(Element data from apps and pages)

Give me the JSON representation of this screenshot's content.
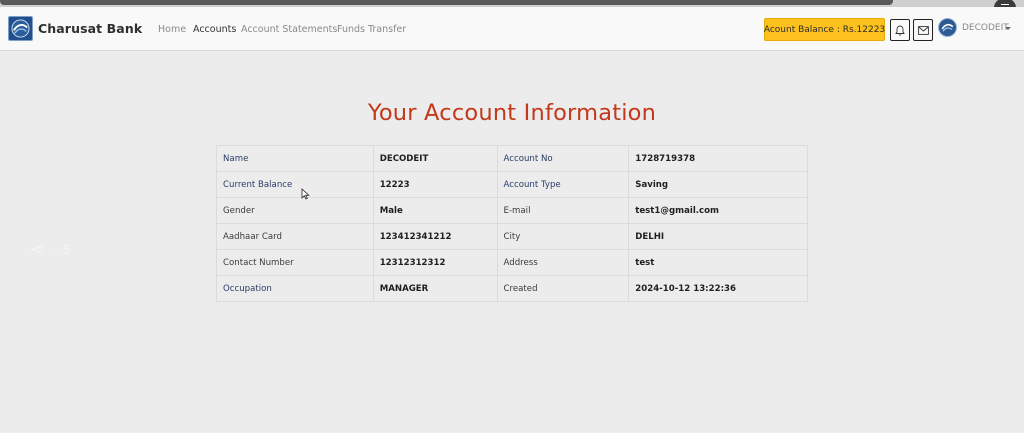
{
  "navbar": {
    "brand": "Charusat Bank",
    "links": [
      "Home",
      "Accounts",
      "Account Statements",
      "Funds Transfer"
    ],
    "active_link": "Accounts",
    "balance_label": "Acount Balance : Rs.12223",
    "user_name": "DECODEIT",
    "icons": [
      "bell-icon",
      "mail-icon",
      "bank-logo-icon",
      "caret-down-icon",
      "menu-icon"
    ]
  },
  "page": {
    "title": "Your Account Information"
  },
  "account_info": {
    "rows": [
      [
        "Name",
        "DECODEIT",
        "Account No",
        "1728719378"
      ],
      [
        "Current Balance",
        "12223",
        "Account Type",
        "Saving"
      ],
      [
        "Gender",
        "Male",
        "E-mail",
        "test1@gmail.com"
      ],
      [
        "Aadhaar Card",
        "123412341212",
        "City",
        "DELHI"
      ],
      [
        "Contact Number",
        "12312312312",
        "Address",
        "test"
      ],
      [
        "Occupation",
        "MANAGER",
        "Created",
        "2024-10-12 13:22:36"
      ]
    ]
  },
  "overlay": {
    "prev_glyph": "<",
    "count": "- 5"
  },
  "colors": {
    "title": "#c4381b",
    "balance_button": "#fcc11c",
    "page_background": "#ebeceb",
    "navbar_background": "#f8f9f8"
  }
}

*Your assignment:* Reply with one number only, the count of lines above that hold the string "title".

*Solution to the exercise:* 2